Fueled by our yummy B&B breakfast, we reluctantly left Pittsburgh - we know, we know, we're just adding it to the list - and headed southeast.
Our first Plucky stop was the Big Mac Museum in North Huntingdon, Pennsylvania. Why there? Because this particular McDonald's was owned by Michael James Delligatti who invented the Big Mac back in 1967.It's just a particularly large McDonald's where in between the tables and chairs are simple exhibits giving a brief history of the Big Mac. Obviously it's self-serving, but given The Golden Arches' omnipresence and how immeasurable the influence of marketing and advertising is on our culture it does prove to be an interesting bit of sociology.
Plus, there's that whole childhood nostalgia theme again. Mary and Rick came of age at roughly the same time as McDonald's, so it's a part of our personal history. And even Julia Child agreed: they make a really good french fry.
We didn't eat there - we have lofty standards. Where we did eat is the knockdown, drag out, adorable town of Cumberland, Maryland. We know, we've exclaimed over the beauty and charisma of a number of cities and towns on this trip, but Cumberland probably beats them all. Here, let's list some of the fabulous things about Cumberland:
It's set in a valley between soaring green mountains.; It turned one of its prettiest streets, with well-preserved old buildings lining it, into a pedestrian mall; It's home to Curtis' Famous Wieners since 1918 serving a hot dog covered in Coney Island sauce, which is really just chili but we like it anyway.
That, by the way, was the appetizer for our actual lunch at the Baltimore Street Grill where Mary and Steve had crab cake sandwiches (all crab, by the way, no filler whatsoever) and Rick had an excellent Bayou Burger with BBQ sauce, bacon, and cheese.

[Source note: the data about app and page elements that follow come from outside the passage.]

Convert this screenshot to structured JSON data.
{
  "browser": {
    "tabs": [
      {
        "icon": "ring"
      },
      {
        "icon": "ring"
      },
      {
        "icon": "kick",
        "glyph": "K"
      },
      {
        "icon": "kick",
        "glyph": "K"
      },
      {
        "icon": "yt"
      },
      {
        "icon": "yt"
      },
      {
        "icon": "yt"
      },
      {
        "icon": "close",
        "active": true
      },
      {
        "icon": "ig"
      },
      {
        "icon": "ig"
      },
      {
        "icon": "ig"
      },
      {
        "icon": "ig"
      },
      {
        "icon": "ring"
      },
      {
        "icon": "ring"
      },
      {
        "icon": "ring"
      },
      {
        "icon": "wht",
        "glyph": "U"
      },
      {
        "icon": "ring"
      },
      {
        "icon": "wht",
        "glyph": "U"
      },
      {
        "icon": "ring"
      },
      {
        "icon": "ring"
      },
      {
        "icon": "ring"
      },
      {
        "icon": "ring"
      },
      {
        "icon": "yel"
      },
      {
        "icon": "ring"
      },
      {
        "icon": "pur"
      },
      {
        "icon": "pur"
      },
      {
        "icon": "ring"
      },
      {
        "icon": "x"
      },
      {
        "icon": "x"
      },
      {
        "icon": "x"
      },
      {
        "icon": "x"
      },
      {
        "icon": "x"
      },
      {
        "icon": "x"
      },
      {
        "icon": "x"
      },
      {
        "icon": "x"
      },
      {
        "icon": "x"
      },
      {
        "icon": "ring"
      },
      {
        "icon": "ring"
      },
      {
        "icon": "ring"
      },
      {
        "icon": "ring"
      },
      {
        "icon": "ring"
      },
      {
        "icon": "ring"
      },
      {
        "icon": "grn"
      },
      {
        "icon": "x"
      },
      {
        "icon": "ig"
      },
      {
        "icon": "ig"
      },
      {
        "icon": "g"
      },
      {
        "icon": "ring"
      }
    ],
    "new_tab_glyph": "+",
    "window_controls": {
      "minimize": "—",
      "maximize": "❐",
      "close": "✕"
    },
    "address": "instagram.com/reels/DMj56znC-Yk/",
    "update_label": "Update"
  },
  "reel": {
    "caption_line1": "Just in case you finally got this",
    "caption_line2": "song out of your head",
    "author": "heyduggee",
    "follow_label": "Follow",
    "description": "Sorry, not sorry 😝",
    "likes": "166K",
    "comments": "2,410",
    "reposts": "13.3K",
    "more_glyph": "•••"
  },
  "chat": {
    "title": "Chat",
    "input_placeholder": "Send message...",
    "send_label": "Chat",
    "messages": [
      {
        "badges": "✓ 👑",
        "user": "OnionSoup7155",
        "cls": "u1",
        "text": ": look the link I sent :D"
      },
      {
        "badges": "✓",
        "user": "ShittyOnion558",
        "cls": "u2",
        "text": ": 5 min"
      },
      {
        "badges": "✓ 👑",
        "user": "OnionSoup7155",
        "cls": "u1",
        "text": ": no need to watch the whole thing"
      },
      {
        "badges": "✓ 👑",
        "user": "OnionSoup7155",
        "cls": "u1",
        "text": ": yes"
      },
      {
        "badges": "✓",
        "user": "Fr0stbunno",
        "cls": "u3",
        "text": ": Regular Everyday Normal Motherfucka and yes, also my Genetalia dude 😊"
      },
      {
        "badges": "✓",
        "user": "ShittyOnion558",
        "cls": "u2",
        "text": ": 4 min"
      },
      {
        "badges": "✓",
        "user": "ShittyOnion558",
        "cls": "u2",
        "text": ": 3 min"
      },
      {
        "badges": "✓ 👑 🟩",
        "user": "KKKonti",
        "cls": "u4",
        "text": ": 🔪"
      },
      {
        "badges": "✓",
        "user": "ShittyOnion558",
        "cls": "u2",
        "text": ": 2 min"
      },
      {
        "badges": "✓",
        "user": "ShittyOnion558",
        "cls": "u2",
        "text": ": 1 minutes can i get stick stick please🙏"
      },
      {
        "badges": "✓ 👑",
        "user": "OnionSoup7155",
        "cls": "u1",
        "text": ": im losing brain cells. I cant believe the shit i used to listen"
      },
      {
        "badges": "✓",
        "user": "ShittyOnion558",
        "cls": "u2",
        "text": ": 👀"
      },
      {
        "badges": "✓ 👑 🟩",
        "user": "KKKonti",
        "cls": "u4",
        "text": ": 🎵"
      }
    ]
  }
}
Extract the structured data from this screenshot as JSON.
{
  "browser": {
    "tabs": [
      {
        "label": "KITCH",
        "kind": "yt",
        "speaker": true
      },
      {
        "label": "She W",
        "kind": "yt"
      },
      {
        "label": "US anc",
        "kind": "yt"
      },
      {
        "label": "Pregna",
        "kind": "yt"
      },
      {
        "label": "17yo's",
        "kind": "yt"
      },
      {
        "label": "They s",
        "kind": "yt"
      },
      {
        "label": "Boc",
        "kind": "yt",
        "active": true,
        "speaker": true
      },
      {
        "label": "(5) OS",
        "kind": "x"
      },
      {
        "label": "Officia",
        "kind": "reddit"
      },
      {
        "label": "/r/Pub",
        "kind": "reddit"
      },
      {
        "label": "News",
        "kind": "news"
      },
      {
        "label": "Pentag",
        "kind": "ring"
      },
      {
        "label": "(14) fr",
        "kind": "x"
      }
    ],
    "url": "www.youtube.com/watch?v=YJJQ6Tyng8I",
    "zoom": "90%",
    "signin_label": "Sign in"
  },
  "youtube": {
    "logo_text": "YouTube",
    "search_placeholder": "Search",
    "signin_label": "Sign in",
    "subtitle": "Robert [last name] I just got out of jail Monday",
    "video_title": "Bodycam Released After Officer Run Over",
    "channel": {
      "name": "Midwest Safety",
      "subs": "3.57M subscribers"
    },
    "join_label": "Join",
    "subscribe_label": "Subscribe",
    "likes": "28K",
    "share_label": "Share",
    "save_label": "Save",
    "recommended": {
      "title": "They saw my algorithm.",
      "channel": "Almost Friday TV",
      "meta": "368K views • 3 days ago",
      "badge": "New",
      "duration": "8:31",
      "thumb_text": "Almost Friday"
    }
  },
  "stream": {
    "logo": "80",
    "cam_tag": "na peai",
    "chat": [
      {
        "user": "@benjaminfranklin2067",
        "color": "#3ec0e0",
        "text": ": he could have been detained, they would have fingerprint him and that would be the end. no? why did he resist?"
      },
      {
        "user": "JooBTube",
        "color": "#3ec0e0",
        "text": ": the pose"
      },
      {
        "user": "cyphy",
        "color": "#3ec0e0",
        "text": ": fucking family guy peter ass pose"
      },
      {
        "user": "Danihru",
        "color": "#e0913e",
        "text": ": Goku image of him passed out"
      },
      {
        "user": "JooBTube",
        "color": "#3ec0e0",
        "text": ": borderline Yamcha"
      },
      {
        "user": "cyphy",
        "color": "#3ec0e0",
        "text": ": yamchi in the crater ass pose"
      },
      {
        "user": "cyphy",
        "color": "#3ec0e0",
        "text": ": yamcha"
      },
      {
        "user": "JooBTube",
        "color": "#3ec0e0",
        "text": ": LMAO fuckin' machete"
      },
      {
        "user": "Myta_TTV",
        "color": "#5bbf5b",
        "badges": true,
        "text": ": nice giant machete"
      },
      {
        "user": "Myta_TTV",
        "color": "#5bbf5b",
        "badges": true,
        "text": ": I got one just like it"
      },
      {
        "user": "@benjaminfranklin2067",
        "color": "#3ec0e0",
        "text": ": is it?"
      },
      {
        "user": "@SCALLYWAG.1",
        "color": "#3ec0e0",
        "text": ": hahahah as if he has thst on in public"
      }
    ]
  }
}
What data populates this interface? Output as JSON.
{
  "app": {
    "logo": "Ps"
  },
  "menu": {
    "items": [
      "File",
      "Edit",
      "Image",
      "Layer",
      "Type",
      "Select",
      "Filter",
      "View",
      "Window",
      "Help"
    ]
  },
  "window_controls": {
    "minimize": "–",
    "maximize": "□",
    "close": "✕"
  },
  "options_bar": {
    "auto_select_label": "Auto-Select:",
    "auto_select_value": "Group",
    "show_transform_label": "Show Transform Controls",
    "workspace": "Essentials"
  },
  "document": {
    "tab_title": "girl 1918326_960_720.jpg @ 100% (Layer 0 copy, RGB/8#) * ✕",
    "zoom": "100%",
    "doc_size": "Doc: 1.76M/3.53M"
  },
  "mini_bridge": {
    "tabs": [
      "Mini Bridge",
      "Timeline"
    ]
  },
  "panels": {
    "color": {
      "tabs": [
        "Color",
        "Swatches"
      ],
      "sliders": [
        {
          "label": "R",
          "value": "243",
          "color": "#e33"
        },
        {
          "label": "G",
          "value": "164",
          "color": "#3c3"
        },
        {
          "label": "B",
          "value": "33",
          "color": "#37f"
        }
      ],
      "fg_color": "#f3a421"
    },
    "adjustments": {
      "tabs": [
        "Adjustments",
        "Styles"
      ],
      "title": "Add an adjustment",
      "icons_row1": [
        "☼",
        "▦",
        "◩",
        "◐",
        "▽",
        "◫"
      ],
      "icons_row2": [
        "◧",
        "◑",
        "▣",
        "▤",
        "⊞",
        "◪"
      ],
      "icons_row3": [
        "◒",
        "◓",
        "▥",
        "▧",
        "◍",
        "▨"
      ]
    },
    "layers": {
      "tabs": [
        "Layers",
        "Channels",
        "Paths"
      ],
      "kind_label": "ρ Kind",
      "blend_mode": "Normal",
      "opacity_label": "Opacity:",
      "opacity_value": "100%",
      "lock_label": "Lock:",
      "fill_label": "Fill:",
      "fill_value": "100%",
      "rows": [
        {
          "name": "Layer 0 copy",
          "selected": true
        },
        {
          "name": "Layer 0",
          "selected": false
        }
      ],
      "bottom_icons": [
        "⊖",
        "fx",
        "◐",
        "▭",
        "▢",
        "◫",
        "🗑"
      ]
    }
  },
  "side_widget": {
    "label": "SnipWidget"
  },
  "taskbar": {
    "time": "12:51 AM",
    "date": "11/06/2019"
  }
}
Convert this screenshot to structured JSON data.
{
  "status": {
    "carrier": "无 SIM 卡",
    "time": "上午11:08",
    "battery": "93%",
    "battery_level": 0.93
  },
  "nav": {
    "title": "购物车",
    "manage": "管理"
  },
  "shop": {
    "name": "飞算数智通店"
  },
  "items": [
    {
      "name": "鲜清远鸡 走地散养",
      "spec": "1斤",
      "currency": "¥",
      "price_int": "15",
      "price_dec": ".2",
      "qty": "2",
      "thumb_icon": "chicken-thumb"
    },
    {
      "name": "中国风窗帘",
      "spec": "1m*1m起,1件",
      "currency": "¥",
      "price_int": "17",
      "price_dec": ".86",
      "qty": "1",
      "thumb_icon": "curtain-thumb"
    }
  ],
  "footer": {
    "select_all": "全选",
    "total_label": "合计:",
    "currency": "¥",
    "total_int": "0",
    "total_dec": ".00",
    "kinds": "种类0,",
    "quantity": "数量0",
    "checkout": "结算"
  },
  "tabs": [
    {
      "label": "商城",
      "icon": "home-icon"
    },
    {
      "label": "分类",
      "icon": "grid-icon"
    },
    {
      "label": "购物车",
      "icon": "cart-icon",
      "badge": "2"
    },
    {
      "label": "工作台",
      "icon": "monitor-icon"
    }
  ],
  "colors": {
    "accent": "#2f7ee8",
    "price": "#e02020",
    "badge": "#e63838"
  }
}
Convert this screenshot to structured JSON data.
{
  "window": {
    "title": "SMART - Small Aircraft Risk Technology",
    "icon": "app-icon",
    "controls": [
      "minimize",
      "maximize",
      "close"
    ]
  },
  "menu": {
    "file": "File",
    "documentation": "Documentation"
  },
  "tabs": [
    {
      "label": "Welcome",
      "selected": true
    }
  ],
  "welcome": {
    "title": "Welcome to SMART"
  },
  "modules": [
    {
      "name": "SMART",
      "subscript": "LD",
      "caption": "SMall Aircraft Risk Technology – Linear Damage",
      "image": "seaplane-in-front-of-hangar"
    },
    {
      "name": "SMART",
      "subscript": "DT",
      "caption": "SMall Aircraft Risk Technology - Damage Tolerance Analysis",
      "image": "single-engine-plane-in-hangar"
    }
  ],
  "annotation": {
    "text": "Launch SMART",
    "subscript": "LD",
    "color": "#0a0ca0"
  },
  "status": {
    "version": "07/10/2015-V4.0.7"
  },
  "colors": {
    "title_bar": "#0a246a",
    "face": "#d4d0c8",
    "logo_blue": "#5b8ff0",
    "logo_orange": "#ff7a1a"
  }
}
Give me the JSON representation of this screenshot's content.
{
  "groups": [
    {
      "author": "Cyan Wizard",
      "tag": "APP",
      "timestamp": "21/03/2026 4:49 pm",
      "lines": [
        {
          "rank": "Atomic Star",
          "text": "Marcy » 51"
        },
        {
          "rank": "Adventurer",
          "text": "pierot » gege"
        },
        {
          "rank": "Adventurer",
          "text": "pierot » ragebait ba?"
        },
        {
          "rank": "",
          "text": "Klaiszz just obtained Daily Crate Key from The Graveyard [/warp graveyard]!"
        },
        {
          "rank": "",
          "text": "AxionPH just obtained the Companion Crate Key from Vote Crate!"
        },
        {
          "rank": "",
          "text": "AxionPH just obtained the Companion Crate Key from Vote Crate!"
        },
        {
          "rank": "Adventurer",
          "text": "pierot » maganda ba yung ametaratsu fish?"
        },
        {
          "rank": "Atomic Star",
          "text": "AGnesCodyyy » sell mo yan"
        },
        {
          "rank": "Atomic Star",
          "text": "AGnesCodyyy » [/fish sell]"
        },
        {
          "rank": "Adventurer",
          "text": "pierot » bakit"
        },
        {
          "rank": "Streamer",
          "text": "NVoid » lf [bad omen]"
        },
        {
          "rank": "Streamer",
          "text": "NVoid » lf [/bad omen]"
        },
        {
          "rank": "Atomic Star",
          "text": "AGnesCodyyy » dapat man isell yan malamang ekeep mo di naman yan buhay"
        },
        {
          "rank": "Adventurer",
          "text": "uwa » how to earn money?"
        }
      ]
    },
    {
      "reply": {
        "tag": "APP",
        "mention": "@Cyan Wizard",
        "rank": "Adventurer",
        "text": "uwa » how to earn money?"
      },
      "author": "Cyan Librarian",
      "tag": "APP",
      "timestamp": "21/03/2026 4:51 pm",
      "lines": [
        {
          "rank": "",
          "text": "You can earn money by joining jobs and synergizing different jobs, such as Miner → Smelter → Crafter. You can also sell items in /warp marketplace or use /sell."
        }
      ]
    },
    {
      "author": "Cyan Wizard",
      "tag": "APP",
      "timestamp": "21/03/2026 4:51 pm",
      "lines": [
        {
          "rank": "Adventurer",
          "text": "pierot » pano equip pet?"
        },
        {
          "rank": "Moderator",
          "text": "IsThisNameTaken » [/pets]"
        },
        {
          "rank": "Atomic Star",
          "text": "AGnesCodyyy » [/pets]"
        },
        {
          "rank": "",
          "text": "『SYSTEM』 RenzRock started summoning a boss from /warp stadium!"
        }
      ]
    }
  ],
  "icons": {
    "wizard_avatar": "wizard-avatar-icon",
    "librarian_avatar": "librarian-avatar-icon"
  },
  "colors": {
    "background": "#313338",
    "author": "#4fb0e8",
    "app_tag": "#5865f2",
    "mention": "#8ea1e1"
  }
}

Seated next to us were four of the most fabulous older ladies we could ever imagine. Seriously, they were all dressed to the nines, their makeup was thick, their hair teased into impressively towering heights, and they all reapplied their lipstick at the same time like a lady should. We adored them.
While Mary and Steve were settling the bill, Rick walked outside and immediately inside the neighboring bakery where he bought a cream filled chocolate cupcake and then took it back to the restaurant to wave it Mary's face through the window. She promptly left Steve with the bill and went next door to agonize over several varieties of whoopie pies, cream filled horns, cookies, and more. Rejoined by Steve, they settled on a cupcake like Rick's and a fresh tasting cake donut with a thick, intense chocolate icing.
But wait, we're not done because did we mention that Cumberland is awesome?! And that a couple of doors down from the bakery is Robert's Confections?
This is a candy store where the eponymous Robert has been making chocolates by hand for 49 years right on the premise. "Yep," he nodded, "Butter, sugar, heavy cream." That was all it took to get our attention.
Rick bought a variety, then while Mary and Steve were choosing theirs, ate a vanilla cream and promptly returned to the counter for a second order. He know that when he ran out of the first that he'd be very unhappy. Plucky Readers, let's start a write-in campaign to get Robert a McArthur Genius Award for his 50th Anniversary next year. Honest, the candy is that good.
So perhaps we can understand why we were reluctant to leave Cumberland, but we were mollified because we were returning to Washington DC.
We're back at The Dupont Hotel, which unsurprisingly is just as swank and enjoyable as it was last week when we stayed here on the first night of the trip, and we'll will actually be here for two nights in a row. This is an unusual move for Plucky Survivors but DC demands it.
We went out to the mall to reacquaint ourselves with the Washington and Lincoln memorials, for Rick and Steve to visit the Vietnam Memorial for their first time, and for all of us to have an inaugural visit to the World War II memorial. From the instant we set foot on the National Mall proper and looked at the Capitol at one end and the Washington Monument at the other, we were filled with a combination of pride, awe, and humility. Mary admitted, with some shame, that whenever she praised cities such as London, Paris, and Rome for their combinations of art and aesthetics and bemoaned the lack of something comparable in the US, she failed to recognize that DC more than fulfills that.
There is nothing we can write that would add anything meaningful to this spot, but we do wish that the legacy of honor, beauty, compassion, passion, and sacrifice represented by these American monuments could influence its politicians and citizens to act likewise.
The President was speaking just down the road and we kind of wanted to go to see if he used any of the notes we gave him during lunch last week. Not that we had lunch with The President, mind you. Actually we're not saying either way. National security, remember?
But meanwhile, speaking of themes, unintentionally Barack Obama has featured in some way on three Plucky Survivors in a row. Is he following us?
We were joined at dinner by Plucky Friend Becca, a Georgetown senior who was celebrating her birthday that evening. The pizza place we had our eye on was too crowded so we ended up at the recently opened Le Pain Quotidien next door. This is a chain that began in Brussels and features Euro influenced sandwiches and salads and very good bread. Our favorite moment thought came when we poured the warm chocolate intended for Mary's cocoa over the large round brownie that Rick got for Becca's birthday. It should always come this way.
Tomorrow, we embark on the futile task of visiting the Smithsonian in just one day. Don't worry, we won't try to do it all.
NOTE: There are many more pictures so keep scrolling!